Regardless of the accrediting organization, all of the ‘big three’ agencies are related to the CMS conditions of participation. The key to a successful regulatory survey is putting together a survey response plan, educating your teams on what to do during a survey, and ensuring quality operations 100% of the time. In this guide, there are links to documents from the accreditation agencies, self-inspection guides, and tools to help you prepare for a survey.  We also ask that if you experience a survey, you document your experience and share it with the AHF membership.
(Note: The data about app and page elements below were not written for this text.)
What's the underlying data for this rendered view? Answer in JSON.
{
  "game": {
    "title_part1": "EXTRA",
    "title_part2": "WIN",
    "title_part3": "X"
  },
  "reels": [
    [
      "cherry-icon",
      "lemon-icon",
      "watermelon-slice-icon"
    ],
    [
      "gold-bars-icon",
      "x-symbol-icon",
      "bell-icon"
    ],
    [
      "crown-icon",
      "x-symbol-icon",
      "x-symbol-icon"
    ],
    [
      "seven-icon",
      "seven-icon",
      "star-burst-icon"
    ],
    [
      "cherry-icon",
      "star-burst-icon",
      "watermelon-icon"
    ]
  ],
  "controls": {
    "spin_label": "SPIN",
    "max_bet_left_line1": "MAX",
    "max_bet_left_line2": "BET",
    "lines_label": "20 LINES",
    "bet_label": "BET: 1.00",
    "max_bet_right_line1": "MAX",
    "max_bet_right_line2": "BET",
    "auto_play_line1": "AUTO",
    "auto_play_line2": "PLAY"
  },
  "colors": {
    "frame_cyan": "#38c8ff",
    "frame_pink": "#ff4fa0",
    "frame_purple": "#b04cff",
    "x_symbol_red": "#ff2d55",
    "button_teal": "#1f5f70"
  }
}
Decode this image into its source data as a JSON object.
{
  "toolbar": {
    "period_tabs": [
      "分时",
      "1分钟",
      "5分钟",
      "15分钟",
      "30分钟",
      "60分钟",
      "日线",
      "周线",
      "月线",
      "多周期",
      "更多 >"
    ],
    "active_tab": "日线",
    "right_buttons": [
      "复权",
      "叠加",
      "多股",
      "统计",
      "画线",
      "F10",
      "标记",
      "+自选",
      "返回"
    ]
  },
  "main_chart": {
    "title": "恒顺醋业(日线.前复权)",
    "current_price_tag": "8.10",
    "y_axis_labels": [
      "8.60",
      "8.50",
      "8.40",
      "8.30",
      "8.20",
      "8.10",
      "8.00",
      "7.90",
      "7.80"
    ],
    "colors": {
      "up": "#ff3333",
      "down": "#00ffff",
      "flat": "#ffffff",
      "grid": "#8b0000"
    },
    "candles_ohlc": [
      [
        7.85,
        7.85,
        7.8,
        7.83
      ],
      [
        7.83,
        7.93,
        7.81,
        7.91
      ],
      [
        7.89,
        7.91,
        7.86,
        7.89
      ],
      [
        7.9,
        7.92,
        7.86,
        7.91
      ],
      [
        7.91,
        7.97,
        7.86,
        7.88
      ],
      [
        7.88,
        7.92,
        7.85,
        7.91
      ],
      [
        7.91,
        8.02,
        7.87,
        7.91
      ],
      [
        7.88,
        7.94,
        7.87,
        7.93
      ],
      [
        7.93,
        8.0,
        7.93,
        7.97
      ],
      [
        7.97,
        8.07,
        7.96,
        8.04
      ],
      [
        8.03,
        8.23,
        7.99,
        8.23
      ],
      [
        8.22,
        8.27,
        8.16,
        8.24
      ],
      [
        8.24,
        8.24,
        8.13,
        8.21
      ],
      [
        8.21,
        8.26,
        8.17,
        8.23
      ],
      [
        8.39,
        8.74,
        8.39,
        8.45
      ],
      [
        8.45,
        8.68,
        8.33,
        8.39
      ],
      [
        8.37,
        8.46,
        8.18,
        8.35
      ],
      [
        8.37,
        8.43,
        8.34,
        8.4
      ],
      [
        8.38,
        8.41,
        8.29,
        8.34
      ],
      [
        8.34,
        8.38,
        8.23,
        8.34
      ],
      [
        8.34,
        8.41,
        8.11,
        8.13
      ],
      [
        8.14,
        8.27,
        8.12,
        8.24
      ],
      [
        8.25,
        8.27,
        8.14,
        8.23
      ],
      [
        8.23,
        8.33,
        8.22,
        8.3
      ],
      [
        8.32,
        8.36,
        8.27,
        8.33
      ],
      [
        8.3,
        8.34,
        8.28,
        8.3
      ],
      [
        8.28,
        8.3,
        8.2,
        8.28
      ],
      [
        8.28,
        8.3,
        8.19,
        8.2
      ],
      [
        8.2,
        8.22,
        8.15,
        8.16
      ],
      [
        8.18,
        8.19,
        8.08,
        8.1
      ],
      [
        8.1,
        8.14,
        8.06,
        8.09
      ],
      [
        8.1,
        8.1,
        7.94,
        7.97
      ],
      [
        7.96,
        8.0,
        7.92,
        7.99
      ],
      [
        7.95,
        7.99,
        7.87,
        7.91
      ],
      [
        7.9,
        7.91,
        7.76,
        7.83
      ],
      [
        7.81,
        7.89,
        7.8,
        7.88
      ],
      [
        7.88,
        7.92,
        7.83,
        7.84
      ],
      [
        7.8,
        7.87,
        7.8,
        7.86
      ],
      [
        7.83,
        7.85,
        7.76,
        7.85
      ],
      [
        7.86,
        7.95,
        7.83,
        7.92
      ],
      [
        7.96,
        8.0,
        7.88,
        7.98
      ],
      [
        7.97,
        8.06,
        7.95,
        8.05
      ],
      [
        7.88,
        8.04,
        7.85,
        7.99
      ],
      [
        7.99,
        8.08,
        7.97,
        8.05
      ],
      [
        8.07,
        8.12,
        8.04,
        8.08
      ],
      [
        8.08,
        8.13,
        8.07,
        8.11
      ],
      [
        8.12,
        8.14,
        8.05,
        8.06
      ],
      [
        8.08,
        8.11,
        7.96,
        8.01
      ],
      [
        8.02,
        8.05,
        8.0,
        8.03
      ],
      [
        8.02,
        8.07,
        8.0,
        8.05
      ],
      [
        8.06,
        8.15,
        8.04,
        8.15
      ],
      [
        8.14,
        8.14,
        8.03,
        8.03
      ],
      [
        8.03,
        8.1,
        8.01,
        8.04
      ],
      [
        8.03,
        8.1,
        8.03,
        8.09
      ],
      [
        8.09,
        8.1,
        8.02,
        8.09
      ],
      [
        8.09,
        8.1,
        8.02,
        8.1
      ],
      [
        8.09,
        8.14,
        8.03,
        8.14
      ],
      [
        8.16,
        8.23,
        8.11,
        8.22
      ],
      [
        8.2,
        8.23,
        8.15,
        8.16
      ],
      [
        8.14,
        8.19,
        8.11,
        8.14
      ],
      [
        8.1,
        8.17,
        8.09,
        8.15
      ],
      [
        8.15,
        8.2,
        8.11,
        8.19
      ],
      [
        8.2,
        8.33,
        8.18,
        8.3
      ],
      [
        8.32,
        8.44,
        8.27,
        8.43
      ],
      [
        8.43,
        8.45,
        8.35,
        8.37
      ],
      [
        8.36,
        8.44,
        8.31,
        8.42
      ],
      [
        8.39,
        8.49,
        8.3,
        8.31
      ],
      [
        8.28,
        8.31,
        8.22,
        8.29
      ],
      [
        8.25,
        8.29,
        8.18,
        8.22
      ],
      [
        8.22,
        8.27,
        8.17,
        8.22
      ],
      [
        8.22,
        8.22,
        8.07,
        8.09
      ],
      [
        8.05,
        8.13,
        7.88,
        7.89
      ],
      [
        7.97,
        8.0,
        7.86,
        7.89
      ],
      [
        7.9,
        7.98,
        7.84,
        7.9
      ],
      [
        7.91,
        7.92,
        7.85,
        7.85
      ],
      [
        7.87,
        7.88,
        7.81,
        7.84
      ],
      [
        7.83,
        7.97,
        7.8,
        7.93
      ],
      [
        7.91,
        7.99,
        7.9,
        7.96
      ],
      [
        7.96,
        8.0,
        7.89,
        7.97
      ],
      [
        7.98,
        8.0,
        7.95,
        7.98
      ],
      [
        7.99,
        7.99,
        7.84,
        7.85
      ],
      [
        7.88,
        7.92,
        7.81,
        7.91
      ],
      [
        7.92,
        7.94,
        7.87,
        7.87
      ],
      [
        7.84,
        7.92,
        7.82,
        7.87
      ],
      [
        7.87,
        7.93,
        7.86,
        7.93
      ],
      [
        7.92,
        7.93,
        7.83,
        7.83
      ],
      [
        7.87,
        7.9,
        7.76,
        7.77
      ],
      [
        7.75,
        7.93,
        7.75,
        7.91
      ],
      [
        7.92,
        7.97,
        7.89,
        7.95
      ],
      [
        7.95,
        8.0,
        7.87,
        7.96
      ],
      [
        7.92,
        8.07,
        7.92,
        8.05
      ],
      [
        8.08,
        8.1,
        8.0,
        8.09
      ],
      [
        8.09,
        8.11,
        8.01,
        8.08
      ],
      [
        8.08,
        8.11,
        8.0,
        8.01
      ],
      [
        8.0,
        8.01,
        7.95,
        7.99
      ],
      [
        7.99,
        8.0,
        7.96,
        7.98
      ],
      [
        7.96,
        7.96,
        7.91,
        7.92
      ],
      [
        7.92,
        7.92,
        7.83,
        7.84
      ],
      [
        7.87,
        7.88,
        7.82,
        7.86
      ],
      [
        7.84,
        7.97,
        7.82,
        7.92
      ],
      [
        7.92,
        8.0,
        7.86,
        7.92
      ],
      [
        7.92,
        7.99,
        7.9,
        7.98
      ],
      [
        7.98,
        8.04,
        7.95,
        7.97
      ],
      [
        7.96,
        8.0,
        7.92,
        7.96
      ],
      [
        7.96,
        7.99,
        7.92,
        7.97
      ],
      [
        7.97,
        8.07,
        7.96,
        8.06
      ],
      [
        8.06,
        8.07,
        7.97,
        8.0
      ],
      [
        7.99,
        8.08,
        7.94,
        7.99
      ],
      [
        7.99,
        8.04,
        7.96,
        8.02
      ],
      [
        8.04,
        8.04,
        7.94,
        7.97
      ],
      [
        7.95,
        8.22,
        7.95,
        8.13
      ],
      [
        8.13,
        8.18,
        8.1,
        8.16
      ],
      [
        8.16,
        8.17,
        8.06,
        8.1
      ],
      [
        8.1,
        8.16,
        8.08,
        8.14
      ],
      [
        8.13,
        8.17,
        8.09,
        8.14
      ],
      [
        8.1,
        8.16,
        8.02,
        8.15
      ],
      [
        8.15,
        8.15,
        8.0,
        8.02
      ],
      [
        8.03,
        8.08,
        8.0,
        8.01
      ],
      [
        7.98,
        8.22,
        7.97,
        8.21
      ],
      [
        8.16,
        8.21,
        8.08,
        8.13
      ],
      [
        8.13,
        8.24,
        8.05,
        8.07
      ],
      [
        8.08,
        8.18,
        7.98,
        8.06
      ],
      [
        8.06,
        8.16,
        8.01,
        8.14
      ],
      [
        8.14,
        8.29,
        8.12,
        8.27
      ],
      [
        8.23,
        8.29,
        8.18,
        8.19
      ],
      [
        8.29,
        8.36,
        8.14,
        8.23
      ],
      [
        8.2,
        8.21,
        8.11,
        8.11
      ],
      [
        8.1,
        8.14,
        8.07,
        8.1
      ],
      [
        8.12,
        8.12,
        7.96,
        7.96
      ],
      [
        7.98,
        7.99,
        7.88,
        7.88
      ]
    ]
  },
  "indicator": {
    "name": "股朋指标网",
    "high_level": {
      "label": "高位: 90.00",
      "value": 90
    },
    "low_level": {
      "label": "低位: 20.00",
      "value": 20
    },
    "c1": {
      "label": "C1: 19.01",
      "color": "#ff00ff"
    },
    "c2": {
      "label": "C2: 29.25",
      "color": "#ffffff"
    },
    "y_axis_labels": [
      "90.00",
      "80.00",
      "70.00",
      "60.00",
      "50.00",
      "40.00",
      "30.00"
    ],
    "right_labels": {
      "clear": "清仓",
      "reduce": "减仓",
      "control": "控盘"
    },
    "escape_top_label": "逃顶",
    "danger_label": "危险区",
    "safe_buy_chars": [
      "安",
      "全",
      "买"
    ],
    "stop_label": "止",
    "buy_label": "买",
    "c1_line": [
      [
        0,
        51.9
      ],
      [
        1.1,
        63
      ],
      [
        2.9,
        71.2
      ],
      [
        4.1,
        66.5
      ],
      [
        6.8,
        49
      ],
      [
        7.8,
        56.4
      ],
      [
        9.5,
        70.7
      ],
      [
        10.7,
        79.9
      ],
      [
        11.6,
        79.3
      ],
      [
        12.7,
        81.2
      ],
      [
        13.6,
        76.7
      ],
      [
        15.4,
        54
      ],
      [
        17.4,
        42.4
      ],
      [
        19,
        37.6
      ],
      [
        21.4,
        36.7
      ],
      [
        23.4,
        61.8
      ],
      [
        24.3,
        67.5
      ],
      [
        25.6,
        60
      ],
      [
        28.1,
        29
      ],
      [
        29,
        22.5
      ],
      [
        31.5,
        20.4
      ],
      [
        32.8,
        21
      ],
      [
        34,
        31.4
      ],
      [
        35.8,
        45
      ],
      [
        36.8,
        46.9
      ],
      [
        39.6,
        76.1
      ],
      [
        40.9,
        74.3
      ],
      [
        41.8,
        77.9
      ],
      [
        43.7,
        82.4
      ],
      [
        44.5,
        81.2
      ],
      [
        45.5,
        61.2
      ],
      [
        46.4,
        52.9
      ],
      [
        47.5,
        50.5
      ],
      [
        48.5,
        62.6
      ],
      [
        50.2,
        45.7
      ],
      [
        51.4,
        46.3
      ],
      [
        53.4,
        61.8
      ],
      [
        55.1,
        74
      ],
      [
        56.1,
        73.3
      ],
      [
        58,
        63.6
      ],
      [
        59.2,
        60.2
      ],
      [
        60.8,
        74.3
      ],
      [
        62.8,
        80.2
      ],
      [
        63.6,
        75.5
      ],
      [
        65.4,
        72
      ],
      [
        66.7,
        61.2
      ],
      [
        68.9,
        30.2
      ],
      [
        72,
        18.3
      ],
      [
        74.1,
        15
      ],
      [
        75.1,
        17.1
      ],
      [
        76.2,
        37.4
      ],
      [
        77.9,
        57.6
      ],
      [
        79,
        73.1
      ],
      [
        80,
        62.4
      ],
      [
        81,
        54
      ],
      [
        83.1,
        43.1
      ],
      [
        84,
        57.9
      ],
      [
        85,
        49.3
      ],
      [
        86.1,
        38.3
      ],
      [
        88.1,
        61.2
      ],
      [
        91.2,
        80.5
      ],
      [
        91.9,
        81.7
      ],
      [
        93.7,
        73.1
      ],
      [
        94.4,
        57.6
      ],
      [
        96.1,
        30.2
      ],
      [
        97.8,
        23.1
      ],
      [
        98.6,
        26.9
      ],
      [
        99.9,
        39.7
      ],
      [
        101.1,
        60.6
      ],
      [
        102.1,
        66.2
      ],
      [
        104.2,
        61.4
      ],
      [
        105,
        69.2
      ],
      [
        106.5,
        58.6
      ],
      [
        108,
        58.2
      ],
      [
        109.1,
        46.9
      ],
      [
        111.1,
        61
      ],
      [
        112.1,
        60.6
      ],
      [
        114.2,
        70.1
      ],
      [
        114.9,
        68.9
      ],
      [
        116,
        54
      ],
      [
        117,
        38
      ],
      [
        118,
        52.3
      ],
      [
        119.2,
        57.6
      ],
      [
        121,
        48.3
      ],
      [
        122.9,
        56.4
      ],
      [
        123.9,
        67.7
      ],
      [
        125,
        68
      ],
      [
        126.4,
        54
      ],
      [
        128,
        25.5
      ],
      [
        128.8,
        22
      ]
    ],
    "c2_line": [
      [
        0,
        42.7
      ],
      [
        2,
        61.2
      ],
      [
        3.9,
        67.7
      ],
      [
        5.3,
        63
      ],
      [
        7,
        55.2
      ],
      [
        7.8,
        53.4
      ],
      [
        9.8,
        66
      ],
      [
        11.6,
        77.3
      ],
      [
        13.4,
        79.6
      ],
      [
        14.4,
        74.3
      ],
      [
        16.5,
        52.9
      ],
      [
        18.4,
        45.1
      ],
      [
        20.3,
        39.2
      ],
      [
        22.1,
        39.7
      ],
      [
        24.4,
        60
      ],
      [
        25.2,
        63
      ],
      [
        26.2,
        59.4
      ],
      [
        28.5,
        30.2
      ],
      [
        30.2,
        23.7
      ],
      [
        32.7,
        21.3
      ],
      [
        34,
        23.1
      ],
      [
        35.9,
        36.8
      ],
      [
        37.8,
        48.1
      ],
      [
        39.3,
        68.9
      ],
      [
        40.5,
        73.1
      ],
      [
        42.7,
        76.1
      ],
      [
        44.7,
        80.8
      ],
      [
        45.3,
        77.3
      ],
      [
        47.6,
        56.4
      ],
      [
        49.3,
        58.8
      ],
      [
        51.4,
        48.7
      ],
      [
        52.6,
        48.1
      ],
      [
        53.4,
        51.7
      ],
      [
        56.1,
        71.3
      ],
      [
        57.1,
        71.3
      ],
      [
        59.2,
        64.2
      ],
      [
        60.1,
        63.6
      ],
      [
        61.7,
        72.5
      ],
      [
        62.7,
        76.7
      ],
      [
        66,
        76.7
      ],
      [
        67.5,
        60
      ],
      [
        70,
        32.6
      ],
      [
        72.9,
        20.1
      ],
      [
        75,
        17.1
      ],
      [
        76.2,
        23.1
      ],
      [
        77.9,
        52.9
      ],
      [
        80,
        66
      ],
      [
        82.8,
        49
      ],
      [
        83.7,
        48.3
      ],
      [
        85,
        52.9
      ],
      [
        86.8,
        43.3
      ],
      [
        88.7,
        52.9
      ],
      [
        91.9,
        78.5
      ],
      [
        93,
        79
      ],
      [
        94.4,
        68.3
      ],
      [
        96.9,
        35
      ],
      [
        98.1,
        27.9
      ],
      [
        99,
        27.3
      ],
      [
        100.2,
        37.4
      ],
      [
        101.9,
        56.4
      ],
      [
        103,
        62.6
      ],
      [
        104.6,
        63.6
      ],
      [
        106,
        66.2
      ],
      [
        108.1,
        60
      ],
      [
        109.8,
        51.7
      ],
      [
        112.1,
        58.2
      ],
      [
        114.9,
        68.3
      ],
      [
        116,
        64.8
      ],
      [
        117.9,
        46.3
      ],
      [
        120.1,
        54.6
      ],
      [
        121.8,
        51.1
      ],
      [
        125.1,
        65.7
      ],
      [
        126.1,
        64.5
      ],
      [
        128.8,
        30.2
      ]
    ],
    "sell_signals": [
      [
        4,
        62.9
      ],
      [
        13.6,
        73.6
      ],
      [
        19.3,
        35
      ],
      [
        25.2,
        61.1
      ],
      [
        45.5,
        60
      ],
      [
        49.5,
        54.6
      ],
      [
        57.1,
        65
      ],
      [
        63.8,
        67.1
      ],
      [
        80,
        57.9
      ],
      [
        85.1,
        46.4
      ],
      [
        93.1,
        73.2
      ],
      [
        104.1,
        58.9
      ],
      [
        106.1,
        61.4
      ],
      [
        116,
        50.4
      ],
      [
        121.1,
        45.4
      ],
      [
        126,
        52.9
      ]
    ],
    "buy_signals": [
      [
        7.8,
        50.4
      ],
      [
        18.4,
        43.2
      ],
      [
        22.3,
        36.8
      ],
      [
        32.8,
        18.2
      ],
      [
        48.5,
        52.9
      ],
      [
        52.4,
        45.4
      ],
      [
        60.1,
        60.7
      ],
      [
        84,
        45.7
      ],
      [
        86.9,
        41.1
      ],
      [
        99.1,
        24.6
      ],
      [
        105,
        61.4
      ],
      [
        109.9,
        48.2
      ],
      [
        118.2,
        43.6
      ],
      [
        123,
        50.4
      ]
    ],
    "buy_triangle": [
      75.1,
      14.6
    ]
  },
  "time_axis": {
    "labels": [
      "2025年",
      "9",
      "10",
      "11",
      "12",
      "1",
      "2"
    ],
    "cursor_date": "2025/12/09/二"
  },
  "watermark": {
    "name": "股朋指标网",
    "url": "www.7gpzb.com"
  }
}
Keep these leading practices in mind:

  1. Be prepared, all of the time- every day is survey day
  2. Have your paperwork and documentation in order for all areas both clinical and non-clinical
  3. Know your role in a survey, even if that means providing food and snacks to surveyors
  4. Assess and Verify all of your processes, review policies and procedures to ensure they are followed
  5. Work with your other Support Services departments to keep documentation/work order/kitchen maintenance histories up to date
  6. Conduct your self-audits/surveys monthly
  7. Train your managers, supervisors, leads, and frontline staff, to know how to respond to a surveyor and what to look out for
  8. Hold mock audits/surveys to prepare you for the real survey
  9. Ask for help if you are unsure about something, do not assume surveys and standards are the same across the board, remember, healthcare organizations have different policies that are followed, and surveyors are verifying that you are following YOUR policy
  10. Surveyors are looking at overall patient safety, and your department’s role in keeping them safe

Foodservice Regulatory Agency Links

Regulatory Documents (Templates, Training, Tips, Checklists, and More)